- Somewhere it’s OK to spill water, like the bathtub or outside
- 2 identical small, wide-mouthed bottles. Something like baby food jars work well
- A flat, rigid piece of plastic that is larger than the opening of the bottles, like an old credit card. Some cardboard cut from a cereal packet might also work
- Cold and warm (not boiling!) water
- 2 different colours of food colouring
What to do
- Fill one bottle all the way to the top with warm water. Add a few drops of one of the food colours.
- Fill the other bottle all the way to the top with cold water. Add a few drops of the other food colour.
- Place the plastic card over the opening of the warm bottle. Making sure the card completely covers the opening. While holding the plastic card in place, turn the warm bottle upside down and stack it on top of the cold bottle. Make sure that the rims line up exactly. If you’re having trouble flipping the container without spilling lots of water, try using a stiffer plastic card.
- Carefully pull the plastic card out from between the bottles. Watch what happens.
- Repeat the experiment, but this time, put the cold bottle on top. Compare the results of the 2 experiments.
Questions to ask
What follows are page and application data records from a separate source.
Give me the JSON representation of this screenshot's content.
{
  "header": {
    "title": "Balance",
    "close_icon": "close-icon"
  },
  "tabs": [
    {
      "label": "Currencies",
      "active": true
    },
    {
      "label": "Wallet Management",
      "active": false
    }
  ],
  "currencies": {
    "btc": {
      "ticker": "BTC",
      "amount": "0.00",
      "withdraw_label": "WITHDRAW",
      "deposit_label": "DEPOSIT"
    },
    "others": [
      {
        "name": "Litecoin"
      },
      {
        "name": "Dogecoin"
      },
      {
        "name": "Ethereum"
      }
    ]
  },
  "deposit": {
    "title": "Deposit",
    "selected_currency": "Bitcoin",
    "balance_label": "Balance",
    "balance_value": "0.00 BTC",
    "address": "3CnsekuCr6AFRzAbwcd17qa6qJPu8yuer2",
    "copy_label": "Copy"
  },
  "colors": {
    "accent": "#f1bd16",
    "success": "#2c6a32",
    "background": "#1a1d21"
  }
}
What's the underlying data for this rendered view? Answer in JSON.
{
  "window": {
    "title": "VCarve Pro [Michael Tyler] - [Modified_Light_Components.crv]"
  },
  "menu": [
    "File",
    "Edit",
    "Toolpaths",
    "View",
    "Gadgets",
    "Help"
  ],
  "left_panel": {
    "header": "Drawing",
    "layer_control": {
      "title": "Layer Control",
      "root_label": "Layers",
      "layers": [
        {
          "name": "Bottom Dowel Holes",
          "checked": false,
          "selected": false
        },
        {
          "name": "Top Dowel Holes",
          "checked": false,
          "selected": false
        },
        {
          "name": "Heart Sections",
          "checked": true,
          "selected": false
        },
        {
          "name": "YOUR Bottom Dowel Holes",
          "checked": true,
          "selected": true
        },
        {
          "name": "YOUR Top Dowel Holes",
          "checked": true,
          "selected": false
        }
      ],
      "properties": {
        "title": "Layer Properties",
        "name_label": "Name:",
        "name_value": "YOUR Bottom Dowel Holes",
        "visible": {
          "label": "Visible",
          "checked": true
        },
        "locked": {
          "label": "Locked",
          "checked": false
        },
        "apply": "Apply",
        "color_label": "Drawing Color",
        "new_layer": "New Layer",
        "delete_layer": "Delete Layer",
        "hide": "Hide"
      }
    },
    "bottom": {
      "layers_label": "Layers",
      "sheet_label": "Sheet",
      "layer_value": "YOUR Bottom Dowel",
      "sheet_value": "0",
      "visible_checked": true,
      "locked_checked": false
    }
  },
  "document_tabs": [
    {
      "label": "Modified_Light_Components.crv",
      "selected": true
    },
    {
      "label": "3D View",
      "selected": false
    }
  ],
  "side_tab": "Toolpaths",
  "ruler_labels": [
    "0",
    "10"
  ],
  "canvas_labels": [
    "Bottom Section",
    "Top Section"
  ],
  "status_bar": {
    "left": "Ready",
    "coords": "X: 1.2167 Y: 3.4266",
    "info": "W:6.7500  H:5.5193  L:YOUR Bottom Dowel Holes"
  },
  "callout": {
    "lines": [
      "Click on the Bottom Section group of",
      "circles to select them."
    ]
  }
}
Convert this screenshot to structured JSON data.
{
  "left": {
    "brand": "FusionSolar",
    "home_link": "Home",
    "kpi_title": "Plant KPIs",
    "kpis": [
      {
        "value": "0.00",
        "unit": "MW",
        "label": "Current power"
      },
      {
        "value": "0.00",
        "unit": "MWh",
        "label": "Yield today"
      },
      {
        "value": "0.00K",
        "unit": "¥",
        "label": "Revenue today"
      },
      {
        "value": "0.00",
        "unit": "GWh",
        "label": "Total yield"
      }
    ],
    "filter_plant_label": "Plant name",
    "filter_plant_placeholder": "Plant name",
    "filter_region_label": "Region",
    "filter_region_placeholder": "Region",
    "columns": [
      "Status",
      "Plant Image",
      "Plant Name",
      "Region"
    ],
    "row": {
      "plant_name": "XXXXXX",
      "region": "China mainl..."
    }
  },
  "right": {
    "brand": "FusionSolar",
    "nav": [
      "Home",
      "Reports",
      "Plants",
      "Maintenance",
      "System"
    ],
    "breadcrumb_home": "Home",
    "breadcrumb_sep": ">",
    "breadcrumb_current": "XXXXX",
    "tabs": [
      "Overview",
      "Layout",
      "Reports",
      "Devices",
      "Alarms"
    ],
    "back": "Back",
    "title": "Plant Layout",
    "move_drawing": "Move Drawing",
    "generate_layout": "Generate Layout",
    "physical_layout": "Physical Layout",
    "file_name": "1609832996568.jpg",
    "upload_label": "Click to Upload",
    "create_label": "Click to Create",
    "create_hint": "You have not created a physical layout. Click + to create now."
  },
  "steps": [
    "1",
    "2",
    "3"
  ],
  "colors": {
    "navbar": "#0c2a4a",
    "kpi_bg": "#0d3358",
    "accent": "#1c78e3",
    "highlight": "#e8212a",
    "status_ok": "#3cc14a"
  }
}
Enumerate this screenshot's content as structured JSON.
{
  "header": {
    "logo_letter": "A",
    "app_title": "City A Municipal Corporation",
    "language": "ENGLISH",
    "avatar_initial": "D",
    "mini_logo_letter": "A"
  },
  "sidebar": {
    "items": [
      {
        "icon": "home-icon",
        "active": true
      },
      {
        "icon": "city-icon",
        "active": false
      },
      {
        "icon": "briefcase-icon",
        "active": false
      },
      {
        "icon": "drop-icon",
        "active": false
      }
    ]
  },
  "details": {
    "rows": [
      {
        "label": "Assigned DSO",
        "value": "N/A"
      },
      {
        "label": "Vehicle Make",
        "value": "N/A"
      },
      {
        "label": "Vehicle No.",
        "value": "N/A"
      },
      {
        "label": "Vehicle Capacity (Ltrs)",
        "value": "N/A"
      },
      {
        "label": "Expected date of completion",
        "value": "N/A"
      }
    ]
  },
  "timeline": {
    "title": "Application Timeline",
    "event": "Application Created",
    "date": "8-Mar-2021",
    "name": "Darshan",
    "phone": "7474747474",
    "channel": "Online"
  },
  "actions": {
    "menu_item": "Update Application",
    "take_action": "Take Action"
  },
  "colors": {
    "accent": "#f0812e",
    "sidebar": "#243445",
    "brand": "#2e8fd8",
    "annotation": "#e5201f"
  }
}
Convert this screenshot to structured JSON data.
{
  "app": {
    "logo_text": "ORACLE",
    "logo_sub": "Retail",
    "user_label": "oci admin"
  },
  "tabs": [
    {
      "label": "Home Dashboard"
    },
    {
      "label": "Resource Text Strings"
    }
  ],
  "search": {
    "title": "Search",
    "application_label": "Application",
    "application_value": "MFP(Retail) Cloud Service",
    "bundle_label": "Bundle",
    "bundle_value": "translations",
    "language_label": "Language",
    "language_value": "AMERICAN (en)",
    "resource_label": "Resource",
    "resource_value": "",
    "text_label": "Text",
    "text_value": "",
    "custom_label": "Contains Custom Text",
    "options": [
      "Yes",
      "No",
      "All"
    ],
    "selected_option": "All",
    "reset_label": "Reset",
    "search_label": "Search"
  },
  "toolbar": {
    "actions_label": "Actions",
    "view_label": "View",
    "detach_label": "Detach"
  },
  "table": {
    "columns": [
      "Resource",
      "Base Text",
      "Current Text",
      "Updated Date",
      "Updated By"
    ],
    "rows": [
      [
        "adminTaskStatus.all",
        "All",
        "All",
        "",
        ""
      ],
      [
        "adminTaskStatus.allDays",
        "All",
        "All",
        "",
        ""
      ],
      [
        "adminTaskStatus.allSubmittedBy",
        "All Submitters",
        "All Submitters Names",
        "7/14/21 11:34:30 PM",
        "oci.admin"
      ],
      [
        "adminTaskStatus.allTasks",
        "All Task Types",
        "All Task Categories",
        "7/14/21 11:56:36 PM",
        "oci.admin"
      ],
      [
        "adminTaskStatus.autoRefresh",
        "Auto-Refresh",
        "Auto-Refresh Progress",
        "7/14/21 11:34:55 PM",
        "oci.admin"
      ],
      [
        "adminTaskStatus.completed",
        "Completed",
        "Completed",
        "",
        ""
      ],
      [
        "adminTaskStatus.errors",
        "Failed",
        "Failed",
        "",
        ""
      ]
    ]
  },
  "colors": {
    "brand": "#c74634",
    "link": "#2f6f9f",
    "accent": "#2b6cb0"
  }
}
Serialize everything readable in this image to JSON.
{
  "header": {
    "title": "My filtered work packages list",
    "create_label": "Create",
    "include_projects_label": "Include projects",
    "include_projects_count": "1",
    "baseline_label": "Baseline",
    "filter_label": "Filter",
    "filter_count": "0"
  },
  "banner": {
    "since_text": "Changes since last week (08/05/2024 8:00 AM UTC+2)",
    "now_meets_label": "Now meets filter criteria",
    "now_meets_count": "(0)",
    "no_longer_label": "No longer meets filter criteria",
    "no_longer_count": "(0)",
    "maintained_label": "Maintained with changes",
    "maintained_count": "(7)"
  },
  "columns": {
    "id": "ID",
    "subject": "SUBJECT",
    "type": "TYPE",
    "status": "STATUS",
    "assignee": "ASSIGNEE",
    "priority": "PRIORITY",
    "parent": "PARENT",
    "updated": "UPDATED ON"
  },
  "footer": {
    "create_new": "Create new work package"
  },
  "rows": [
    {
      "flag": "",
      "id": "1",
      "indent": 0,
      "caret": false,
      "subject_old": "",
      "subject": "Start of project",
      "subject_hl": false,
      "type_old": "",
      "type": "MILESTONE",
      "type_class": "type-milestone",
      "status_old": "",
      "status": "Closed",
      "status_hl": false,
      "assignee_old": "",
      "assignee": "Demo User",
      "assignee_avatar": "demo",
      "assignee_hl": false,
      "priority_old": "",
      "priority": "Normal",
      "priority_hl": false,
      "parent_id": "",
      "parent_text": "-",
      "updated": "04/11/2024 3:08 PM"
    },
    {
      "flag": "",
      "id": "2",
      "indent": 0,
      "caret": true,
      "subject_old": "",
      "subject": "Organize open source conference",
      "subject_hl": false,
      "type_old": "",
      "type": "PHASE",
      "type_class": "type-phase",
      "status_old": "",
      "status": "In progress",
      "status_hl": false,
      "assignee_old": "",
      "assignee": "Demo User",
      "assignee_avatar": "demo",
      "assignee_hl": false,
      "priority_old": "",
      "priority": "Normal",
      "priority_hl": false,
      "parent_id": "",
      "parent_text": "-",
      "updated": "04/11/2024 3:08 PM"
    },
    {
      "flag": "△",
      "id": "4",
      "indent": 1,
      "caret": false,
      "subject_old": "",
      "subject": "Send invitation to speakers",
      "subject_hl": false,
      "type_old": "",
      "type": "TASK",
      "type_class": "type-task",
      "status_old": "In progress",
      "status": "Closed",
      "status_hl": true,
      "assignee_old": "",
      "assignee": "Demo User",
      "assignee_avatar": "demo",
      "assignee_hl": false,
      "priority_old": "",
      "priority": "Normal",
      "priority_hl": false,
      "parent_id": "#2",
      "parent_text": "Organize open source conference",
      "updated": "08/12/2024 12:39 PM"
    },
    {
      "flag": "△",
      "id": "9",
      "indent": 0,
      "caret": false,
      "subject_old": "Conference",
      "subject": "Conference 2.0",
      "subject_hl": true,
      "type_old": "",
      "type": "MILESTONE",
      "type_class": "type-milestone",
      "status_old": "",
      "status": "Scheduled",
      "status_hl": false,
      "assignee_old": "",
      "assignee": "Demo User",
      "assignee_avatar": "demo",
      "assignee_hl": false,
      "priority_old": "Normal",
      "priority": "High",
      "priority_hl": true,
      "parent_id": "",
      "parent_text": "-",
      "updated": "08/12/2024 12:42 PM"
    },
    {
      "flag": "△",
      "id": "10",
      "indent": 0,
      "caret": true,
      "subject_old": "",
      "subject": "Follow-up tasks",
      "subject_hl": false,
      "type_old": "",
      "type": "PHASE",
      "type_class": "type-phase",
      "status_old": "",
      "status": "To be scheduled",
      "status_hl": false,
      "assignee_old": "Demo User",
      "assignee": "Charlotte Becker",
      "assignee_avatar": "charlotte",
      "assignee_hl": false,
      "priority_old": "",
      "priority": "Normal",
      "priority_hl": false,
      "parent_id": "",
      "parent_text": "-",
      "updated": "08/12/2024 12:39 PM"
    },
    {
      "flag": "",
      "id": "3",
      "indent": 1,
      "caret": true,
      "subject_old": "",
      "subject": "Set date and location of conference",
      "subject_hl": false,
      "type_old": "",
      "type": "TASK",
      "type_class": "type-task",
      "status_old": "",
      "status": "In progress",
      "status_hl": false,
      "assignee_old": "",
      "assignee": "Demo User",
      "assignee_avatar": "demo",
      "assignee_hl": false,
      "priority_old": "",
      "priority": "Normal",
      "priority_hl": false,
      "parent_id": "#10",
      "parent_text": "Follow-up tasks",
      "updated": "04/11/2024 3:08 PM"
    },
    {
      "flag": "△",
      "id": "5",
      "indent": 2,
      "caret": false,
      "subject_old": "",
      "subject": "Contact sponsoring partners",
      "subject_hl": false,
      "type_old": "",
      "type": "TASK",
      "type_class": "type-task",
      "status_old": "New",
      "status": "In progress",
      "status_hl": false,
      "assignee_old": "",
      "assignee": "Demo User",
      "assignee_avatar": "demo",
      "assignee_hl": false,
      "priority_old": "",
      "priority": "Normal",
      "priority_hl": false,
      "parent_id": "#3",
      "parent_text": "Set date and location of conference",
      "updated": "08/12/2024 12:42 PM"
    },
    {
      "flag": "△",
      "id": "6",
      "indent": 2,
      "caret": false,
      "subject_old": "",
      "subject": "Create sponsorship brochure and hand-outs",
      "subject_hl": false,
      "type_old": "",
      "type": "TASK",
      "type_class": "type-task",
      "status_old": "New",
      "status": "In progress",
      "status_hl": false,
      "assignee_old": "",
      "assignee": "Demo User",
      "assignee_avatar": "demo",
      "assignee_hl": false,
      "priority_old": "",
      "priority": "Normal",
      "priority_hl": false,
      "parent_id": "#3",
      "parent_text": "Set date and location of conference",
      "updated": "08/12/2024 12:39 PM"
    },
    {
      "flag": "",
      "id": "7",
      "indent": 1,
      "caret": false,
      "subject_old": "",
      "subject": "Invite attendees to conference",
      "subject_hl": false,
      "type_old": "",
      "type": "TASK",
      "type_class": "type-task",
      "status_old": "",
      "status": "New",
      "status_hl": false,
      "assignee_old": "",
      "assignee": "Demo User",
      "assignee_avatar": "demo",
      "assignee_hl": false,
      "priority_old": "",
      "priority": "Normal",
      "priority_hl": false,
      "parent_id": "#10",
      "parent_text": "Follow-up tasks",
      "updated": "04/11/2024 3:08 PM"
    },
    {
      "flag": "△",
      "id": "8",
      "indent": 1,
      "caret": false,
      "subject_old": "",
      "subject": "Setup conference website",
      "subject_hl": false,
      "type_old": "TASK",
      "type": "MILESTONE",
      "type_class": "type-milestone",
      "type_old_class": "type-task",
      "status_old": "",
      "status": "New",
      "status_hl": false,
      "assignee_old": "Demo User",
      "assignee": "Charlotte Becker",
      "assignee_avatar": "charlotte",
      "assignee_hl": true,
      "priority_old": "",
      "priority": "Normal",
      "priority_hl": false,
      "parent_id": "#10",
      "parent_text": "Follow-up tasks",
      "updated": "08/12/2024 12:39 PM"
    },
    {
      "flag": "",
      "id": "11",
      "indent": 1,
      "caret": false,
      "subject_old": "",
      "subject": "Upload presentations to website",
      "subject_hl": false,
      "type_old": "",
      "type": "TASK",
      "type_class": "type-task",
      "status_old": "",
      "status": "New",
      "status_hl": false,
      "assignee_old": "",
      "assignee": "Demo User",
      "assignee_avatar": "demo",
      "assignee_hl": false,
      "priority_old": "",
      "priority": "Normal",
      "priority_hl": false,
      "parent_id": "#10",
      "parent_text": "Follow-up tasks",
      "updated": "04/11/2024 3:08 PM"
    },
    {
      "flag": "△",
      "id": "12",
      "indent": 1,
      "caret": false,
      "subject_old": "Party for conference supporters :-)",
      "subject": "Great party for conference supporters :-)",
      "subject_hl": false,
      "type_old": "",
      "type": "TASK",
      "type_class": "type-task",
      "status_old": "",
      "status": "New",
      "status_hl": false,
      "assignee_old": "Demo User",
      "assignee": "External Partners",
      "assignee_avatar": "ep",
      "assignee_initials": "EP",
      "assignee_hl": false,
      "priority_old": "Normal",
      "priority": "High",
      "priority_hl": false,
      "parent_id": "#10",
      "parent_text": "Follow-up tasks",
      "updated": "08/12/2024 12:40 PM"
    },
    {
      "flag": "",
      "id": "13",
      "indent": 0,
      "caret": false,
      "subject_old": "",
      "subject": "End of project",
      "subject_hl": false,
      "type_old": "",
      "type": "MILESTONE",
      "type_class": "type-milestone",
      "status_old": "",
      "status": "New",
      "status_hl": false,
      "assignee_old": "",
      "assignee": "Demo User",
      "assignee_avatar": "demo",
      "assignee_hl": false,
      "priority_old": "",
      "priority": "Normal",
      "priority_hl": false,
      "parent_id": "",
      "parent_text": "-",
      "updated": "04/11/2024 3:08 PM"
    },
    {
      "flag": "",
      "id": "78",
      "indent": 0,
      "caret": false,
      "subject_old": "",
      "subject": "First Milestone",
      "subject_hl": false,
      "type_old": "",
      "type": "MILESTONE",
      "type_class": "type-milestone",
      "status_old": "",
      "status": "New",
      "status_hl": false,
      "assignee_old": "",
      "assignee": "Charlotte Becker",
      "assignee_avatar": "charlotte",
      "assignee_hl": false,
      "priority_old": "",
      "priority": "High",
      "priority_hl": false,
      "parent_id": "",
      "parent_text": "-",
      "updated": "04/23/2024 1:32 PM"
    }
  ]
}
Did the waters mix or stay separated? If you didn’t see a difference, try using warmer and colder water.
Instead of using warm and cold water, try filling 2 bottles with water of the same temperature. Do you get the same result?
Instead of warm and cold water, add some salt to one of the bottles. This will be like mixing fresh water and salt water. Repeat the experiment. What happens?
What happens over time? After you’ve stacked your bottles and removed the plastic card, leave the bottles in a safe place where they won’t be knocked over. Wait until the water in both bottles reaches the same temperature.
Density is how much ‘stuff’ is within a certain space. Density can be worked out by dividing mass by volume. Think of a brick and a block of wood that are the same size. The brick is heavier than the wood, so it is denser. Things can be denser by having more atoms in the same amount of space, or heavier atoms, or both.
Temperature can affect the density of some objects. When the temperature of something goes up, the atoms inside it are moving around more and take up more space. This makes the volume go up, and the density go down. The opposite happens when something cools. The atoms slow down and take up less space. So the volume goes down, and the density goes up.
Less dense objects float if they are placed in a liquid or gas that is more dense. This is why helium balloons and hot air balloons float upwards in the sky and why surfboards and ships float in the ocean. In this experiment, when the bottles are stacked, the less dense warm water floats on top of the cold water – so they do not mix. If the cold water is put on top, it sinks, causing the waters to mix.